Scan the records for the string "window", then copy each line that has it.

*** LISTED ENTRIES Section Begins ***

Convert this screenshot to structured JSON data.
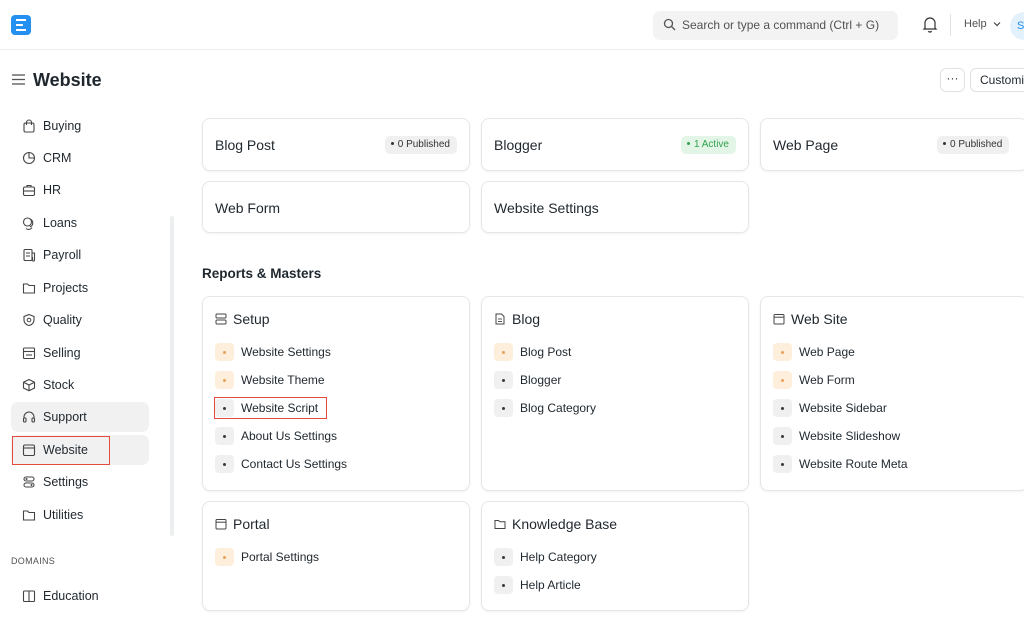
{
  "navbar": {
    "search_placeholder": "Search or type a command (Ctrl + G)",
    "help_label": "Help",
    "avatar_initial": "S"
  },
  "page": {
    "title": "Website",
    "more_label": "···",
    "customize_label": "Customize"
  },
  "sidebar": {
    "items": [
      {
        "label": "Buying",
        "icon": "shopping-bag-icon"
      },
      {
        "label": "CRM",
        "icon": "pie-chart-icon"
      },
      {
        "label": "HR",
        "icon": "briefcase-icon"
      },
      {
        "label": "Loans",
        "icon": "coins-icon"
      },
      {
        "label": "Payroll",
        "icon": "receipt-icon"
      },
      {
        "label": "Projects",
        "icon": "folder-icon"
      },
      {
        "label": "Quality",
        "icon": "shield-icon"
      },
      {
        "label": "Selling",
        "icon": "store-icon"
      },
      {
        "label": "Stock",
        "icon": "box-icon"
      },
      {
        "label": "Support",
        "icon": "headset-icon"
      },
      {
        "label": "Website",
        "icon": "browser-window-icon"
      },
      {
        "label": "Settings",
        "icon": "settings-sliders-icon"
      },
      {
        "label": "Utilities",
        "icon": "folder-icon"
      }
    ],
    "domains_label": "DOMAINS",
    "domain_items": [
      {
        "label": "Education",
        "icon": "book-icon"
      }
    ],
    "active_item": "Website"
  },
  "shortcuts": [
    {
      "label": "Blog Post",
      "badge": "0 Published",
      "badge_color": "gray"
    },
    {
      "label": "Blogger",
      "badge": "1 Active",
      "badge_color": "green"
    },
    {
      "label": "Web Page",
      "badge": "0 Published",
      "badge_color": "gray"
    },
    {
      "label": "Web Form"
    },
    {
      "label": "Website Settings"
    }
  ],
  "reports_title": "Reports & Masters",
  "link_cards": [
    {
      "title": "Setup",
      "icon": "server-icon",
      "links": [
        {
          "label": "Website Settings",
          "dot": "orange"
        },
        {
          "label": "Website Theme",
          "dot": "orange"
        },
        {
          "label": "Website Script",
          "dot": "gray"
        },
        {
          "label": "About Us Settings",
          "dot": "gray"
        },
        {
          "label": "Contact Us Settings",
          "dot": "gray"
        }
      ]
    },
    {
      "title": "Blog",
      "icon": "document-icon",
      "links": [
        {
          "label": "Blog Post",
          "dot": "orange"
        },
        {
          "label": "Blogger",
          "dot": "gray"
        },
        {
          "label": "Blog Category",
          "dot": "gray"
        }
      ]
    },
    {
      "title": "Web Site",
      "icon": "browser-window-icon",
      "links": [
        {
          "label": "Web Page",
          "dot": "orange"
        },
        {
          "label": "Web Form",
          "dot": "orange"
        },
        {
          "label": "Website Sidebar",
          "dot": "gray"
        },
        {
          "label": "Website Slideshow",
          "dot": "gray"
        },
        {
          "label": "Website Route Meta",
          "dot": "gray"
        }
      ]
    },
    {
      "title": "Portal",
      "icon": "browser-window-icon",
      "links": [
        {
          "label": "Portal Settings",
          "dot": "orange"
        }
      ]
    },
    {
      "title": "Knowledge Base",
      "icon": "folder-icon",
      "links": [
        {
          "label": "Help Category",
          "dot": "gray"
        },
        {
          "label": "Help Article",
          "dot": "gray"
        }
      ]
    }
  ],
  "colors": {
    "accent": "#2490ef",
    "highlight_box": "#e24c3f",
    "orange_dot_bg": "#fdefdc",
    "green_badge_text": "#30a14e"
  }
}
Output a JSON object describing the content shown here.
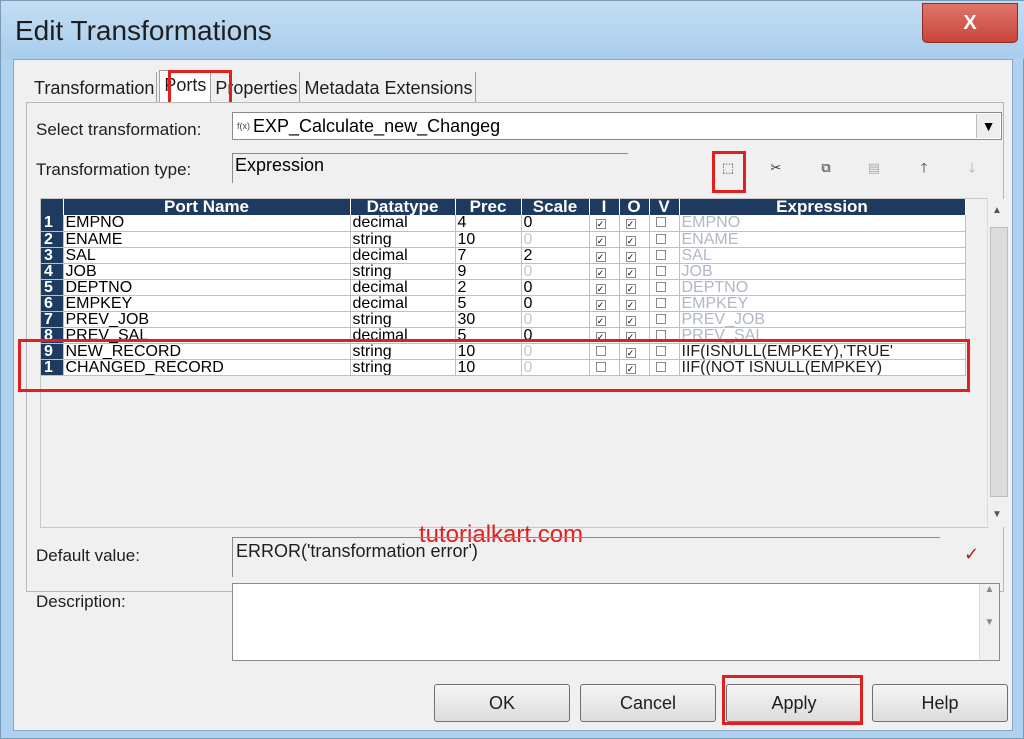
{
  "window": {
    "title": "Edit Transformations",
    "close": "X"
  },
  "tabs": [
    {
      "label": "Transformation"
    },
    {
      "label": "Ports"
    },
    {
      "label": "Properties"
    },
    {
      "label": "Metadata Extensions"
    }
  ],
  "select_transformation": {
    "label": "Select transformation:",
    "icon": "f(x)",
    "value": "EXP_Calculate_new_Changeg"
  },
  "transformation_type": {
    "label": "Transformation type:",
    "value": "Expression"
  },
  "toolbar": {
    "new_port": "new-port-icon",
    "cut": "scissors-icon",
    "copy": "copy-icon",
    "paste": "paste-icon",
    "move_up": "arrow-up-icon",
    "move_down": "arrow-down-icon"
  },
  "grid": {
    "columns": [
      "Port Name",
      "Datatype",
      "Prec",
      "Scale",
      "I",
      "O",
      "V",
      "Expression"
    ],
    "rows": [
      {
        "num": "1",
        "name": "EMPNO",
        "type": "decimal",
        "prec": "4",
        "scale": "0",
        "scale_grey": false,
        "i": true,
        "o": true,
        "v": false,
        "expr": "EMPNO",
        "expr_dark": false
      },
      {
        "num": "2",
        "name": "ENAME",
        "type": "string",
        "prec": "10",
        "scale": "0",
        "scale_grey": true,
        "i": true,
        "o": true,
        "v": false,
        "expr": "ENAME",
        "expr_dark": false
      },
      {
        "num": "3",
        "name": "SAL",
        "type": "decimal",
        "prec": "7",
        "scale": "2",
        "scale_grey": false,
        "i": true,
        "o": true,
        "v": false,
        "expr": "SAL",
        "expr_dark": false
      },
      {
        "num": "4",
        "name": "JOB",
        "type": "string",
        "prec": "9",
        "scale": "0",
        "scale_grey": true,
        "i": true,
        "o": true,
        "v": false,
        "expr": "JOB",
        "expr_dark": false
      },
      {
        "num": "5",
        "name": "DEPTNO",
        "type": "decimal",
        "prec": "2",
        "scale": "0",
        "scale_grey": false,
        "i": true,
        "o": true,
        "v": false,
        "expr": "DEPTNO",
        "expr_dark": false
      },
      {
        "num": "6",
        "name": "EMPKEY",
        "type": "decimal",
        "prec": "5",
        "scale": "0",
        "scale_grey": false,
        "i": true,
        "o": true,
        "v": false,
        "expr": "EMPKEY",
        "expr_dark": false
      },
      {
        "num": "7",
        "name": "PREV_JOB",
        "type": "string",
        "prec": "30",
        "scale": "0",
        "scale_grey": true,
        "i": true,
        "o": true,
        "v": false,
        "expr": "PREV_JOB",
        "expr_dark": false
      },
      {
        "num": "8",
        "name": "PREV_SAL",
        "type": "decimal",
        "prec": "5",
        "scale": "0",
        "scale_grey": false,
        "i": true,
        "o": true,
        "v": false,
        "expr": "PREV_SAL",
        "expr_dark": false
      },
      {
        "num": "9",
        "name": "NEW_RECORD",
        "type": "string",
        "prec": "10",
        "scale": "0",
        "scale_grey": true,
        "i": false,
        "o": true,
        "v": false,
        "expr": "IIF(ISNULL(EMPKEY),'TRUE'",
        "expr_dark": true
      },
      {
        "num": "1",
        "name": "CHANGED_RECORD",
        "type": "string",
        "prec": "10",
        "scale": "0",
        "scale_grey": true,
        "i": false,
        "o": true,
        "v": false,
        "expr": "IIF((NOT ISNULL(EMPKEY)",
        "expr_dark": true
      }
    ]
  },
  "watermark": "tutorialkart.com",
  "default_value": {
    "label": "Default value:",
    "value": "ERROR('transformation error')"
  },
  "description": {
    "label": "Description:",
    "value": ""
  },
  "buttons": {
    "ok": "OK",
    "cancel": "Cancel",
    "apply": "Apply",
    "help": "Help"
  },
  "colors": {
    "header_bg": "#1f3a5f",
    "highlight": "#e02020",
    "titlebar": "#aed2ef"
  }
}
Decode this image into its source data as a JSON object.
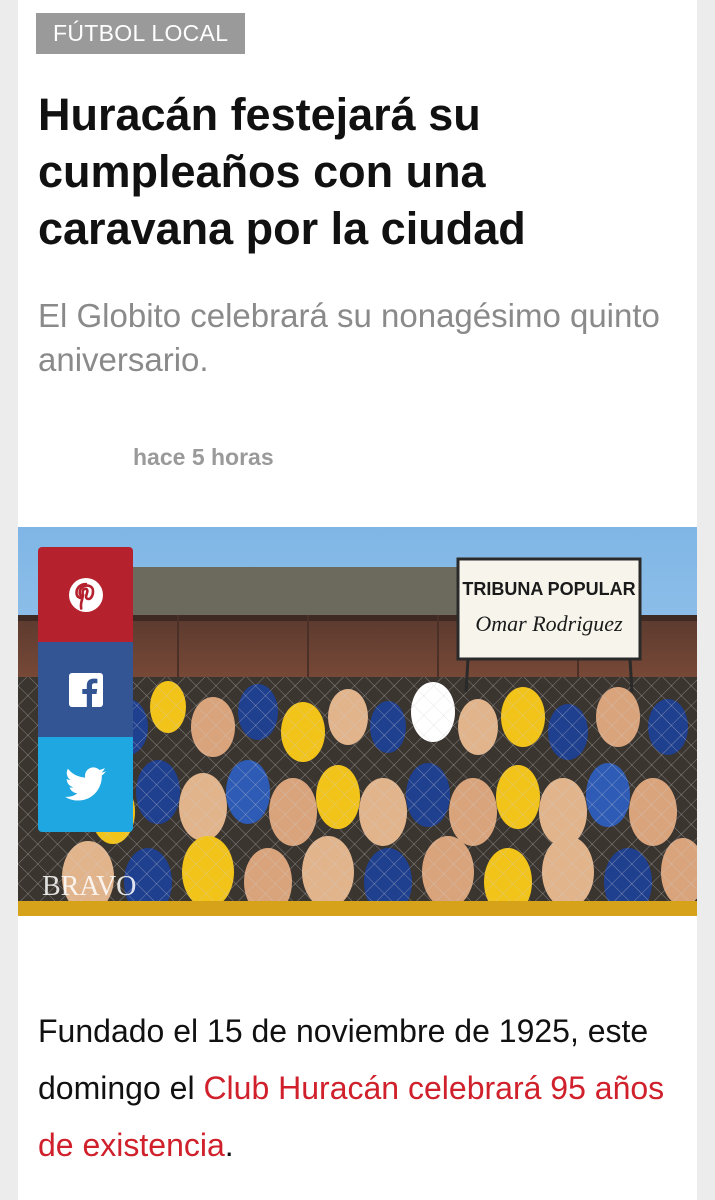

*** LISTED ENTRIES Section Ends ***

EXERCISE OUTPUT:
        "icon": "browser-window-icon"
      "icon": "browser-window-icon",
      "icon": "browser-window-icon",
  "window": {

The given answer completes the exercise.